The next morning she was greeted by Sharbati Devi who had not only swept and mopped the premises, but had also gathered a bunch of fresh flowers and placed it in a vase on her table. She had, on her own pulled down the curtains during the weekend, got them washed and hung them up. The branch looked spick and span. The branch buzzed with its usual activities and Veena got engrossed in the routine. After a while she happened to look outside. She was first taken aback – a fifty plus, well dressed, graceful lady was sipping a cup of tea and chatting with the ladies there! Recollecting Vijay’s words, she swung into action and informed her staff to be on guard as it was likely that the Branch Inspector would arrive any moment. Fortunately, she had spent extra time the previous evening and had checked all the Bank’s books and everything was up to date.
She pretended not to have noticed the “Inspector” and went about her work. After some time she saw the “Inspector” talking with a few customers after which she went and occupied a seat in the waiting lobby. Veena came out of her cabin to meet her and ask if she needed anything. She replied that she was quite comfortable, but was waiting for someone. Veena then went back to her seat and tried to concentrate on her work, but she kept looking at her off and on. In a short while, Veena was surprised to see Vijay enter the branch. She was even more surprised to see him walking in the direction of the lady and hug her!!
Both of them entered her cabin together and before Veena could ask or say anything, they burst into laughter. “Veena, meet my mother, Sanjana!
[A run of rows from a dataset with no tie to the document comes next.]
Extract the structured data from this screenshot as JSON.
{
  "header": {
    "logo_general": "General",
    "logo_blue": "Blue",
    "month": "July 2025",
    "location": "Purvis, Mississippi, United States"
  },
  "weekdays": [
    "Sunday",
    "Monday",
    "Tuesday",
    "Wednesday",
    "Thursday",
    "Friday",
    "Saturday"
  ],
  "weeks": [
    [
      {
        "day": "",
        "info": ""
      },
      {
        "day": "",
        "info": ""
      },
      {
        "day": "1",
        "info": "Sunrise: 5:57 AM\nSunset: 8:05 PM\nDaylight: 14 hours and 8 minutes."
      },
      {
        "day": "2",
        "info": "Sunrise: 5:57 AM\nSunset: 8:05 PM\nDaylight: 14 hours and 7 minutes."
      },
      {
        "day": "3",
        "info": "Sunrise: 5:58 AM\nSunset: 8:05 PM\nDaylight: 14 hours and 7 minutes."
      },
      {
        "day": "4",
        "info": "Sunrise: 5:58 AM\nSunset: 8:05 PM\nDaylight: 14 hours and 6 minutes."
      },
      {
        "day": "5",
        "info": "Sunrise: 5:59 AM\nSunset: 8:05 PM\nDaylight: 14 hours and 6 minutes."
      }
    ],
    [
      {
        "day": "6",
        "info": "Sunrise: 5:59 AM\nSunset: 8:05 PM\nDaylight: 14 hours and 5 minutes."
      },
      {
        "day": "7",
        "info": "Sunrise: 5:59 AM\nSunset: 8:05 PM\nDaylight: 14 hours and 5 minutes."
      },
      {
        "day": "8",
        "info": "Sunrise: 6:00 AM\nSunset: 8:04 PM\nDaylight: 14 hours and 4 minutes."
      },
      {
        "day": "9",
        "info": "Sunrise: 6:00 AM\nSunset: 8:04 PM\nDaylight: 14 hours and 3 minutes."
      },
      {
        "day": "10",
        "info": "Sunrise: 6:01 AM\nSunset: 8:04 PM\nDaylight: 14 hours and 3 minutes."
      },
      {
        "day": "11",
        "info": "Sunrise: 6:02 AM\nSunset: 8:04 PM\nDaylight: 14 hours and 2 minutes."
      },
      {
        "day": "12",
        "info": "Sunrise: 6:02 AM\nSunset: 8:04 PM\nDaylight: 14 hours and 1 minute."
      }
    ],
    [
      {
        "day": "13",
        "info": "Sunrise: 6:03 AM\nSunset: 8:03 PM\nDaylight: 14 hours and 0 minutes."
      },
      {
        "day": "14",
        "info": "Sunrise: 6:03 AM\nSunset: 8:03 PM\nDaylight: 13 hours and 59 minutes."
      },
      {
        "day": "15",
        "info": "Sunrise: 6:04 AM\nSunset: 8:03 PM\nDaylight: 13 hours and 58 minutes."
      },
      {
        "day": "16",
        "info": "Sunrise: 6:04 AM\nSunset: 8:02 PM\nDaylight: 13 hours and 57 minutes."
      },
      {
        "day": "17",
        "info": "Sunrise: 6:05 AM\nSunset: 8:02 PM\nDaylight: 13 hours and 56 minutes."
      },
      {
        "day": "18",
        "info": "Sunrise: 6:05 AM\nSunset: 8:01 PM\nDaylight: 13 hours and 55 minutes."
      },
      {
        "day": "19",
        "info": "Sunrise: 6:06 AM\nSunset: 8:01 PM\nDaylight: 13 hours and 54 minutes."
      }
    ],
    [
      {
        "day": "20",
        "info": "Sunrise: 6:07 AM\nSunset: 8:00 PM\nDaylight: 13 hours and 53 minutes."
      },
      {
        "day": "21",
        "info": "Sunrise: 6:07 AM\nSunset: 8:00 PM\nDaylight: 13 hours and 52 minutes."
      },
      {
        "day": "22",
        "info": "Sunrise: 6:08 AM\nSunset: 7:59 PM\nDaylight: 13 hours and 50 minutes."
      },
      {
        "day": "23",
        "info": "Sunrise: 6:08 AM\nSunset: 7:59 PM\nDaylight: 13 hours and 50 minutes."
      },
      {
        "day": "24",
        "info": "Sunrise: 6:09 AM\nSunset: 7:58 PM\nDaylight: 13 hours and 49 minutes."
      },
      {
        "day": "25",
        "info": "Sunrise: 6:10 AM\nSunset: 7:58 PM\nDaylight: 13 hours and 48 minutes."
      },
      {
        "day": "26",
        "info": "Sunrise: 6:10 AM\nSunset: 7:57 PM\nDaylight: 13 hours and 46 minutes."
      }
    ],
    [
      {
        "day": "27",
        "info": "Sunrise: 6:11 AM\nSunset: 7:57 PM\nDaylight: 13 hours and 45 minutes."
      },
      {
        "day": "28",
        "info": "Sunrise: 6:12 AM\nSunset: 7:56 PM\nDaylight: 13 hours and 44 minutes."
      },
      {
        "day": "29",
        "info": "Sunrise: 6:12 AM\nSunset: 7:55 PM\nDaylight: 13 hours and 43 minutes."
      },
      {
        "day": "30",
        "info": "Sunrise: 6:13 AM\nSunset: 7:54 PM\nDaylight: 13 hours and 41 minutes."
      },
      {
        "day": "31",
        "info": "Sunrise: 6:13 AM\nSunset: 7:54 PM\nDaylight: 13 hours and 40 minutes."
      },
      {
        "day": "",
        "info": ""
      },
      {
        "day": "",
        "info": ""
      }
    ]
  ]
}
She has just wholeheartedly accepted you as her daughter-in-law!!” Veena was at a loss for words! It was a surprise for Vijay too! His mother had kept her visit a secret even from Vijay. Only after seeing Veena she asked him to come to the branch to convey the happy news. All of them sat together and as it was closing time, ordered for tea and pakodis from the nearby stall to celebrate. As they were laughing at the way Veena mistook Sanjana for the Branch Inspector, a cab pulled up outside the branch. All eyes turned in that direction – another fifty plus, well dressed, graceful lady got down and made her way to the Branch. “Oh my God! This must be Shyamali!” shrieked Sanjana. “My oh my! Sanjana??”, burst out Shyamali. The Branch Inspector Shyamali had arrived and the two friends who were meeting after forty odd years had many notes to exchange.
Needless to say, Veena got the well deserved “Efficiently Run” rating for her branch which also got her the prestigious membership of the Chairman’s Club! Veena and Vijay both served the Bank diligently for nearly four decades and while this story is being written, are enjoying their retired life narrating their experiences to their grandchildren.